● **Data extract**:
########

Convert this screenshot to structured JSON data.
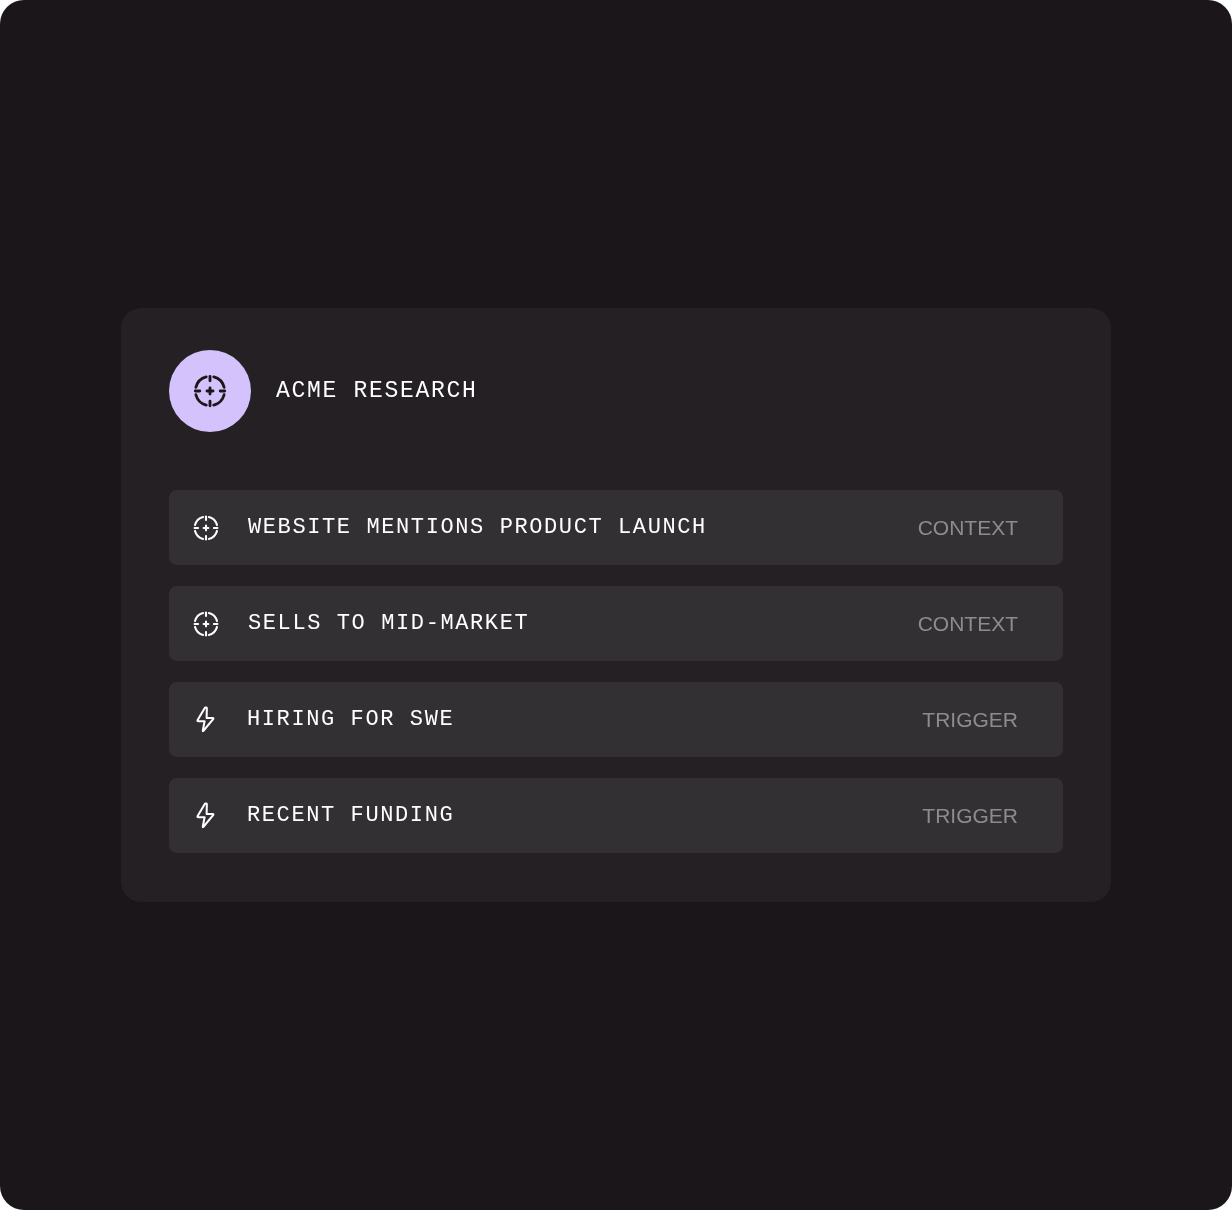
{
  "header": {
    "title": "ACME RESEARCH"
  },
  "signals": [
    {
      "kind": "context",
      "label": "WEBSITE MENTIONS PRODUCT LAUNCH",
      "tag": "CONTEXT"
    },
    {
      "kind": "context",
      "label": "SELLS TO MID-MARKET",
      "tag": "CONTEXT"
    },
    {
      "kind": "trigger",
      "label": "HIRING FOR SWE",
      "tag": "TRIGGER"
    },
    {
      "kind": "trigger",
      "label": "RECENT FUNDING",
      "tag": "TRIGGER"
    }
  ]
}
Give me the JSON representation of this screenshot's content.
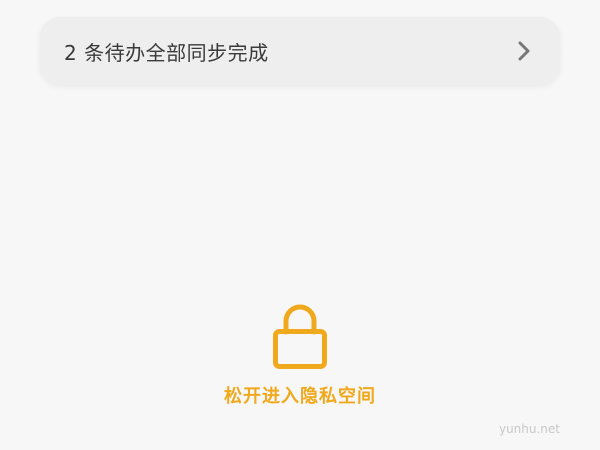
{
  "sync_banner": {
    "text": "2 条待办全部同步完成",
    "icon": "chevron-right-icon"
  },
  "private_space": {
    "icon": "lock-icon",
    "hint": "松开进入隐私空间",
    "accent_color": "#f0a91c"
  },
  "watermark": {
    "text": "yunhu.net"
  }
}
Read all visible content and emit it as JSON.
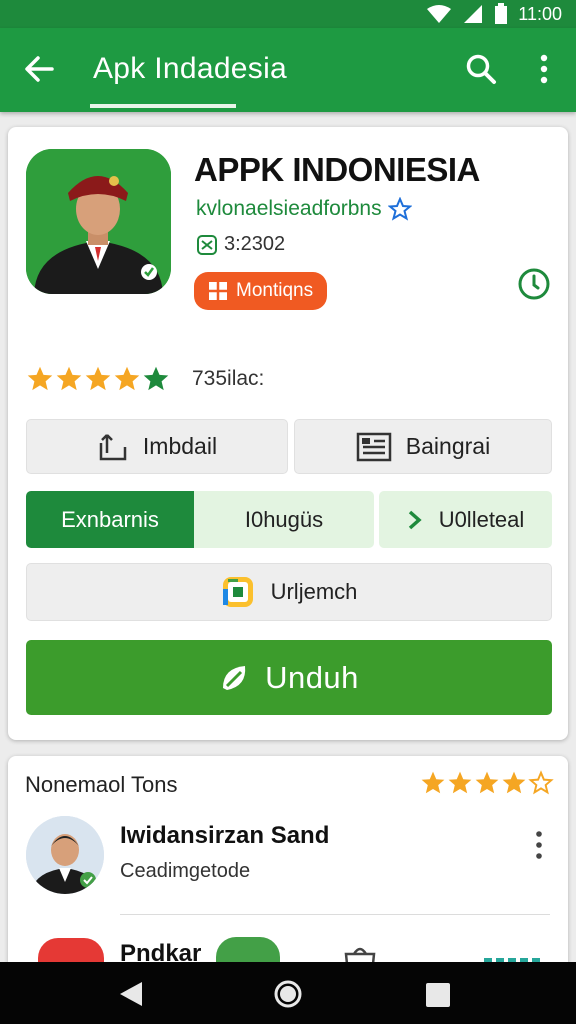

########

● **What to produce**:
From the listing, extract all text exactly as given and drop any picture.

● **Task solution**:
Convert this screenshot to structured JSON data.
{
  "header": {
    "title": "ACME RESEARCH"
  },
  "signals": [
    {
      "kind": "context",
      "label": "WEBSITE MENTIONS PRODUCT LAUNCH",
      "tag": "CONTEXT"
    },
    {
      "kind": "context",
      "label": "SELLS TO MID-MARKET",
      "tag": "CONTEXT"
    },
    {
      "kind": "trigger",
      "label": "HIRING FOR SWE",
      "tag": "TRIGGER"
    },
    {
      "kind": "trigger",
      "label": "RECENT FUNDING",
      "tag": "TRIGGER"
    }
  ]
}
Give me the JSON representation of this screenshot's content.
{
  "sync_banner": {
    "text": "2 条待办全部同步完成",
    "icon": "chevron-right-icon"
  },
  "private_space": {
    "icon": "lock-icon",
    "hint": "松开进入隐私空间",
    "accent_color": "#f0a91c"
  },
  "watermark": {
    "text": "yunhu.net"
  }
}
Read all visible content and emit it as JSON.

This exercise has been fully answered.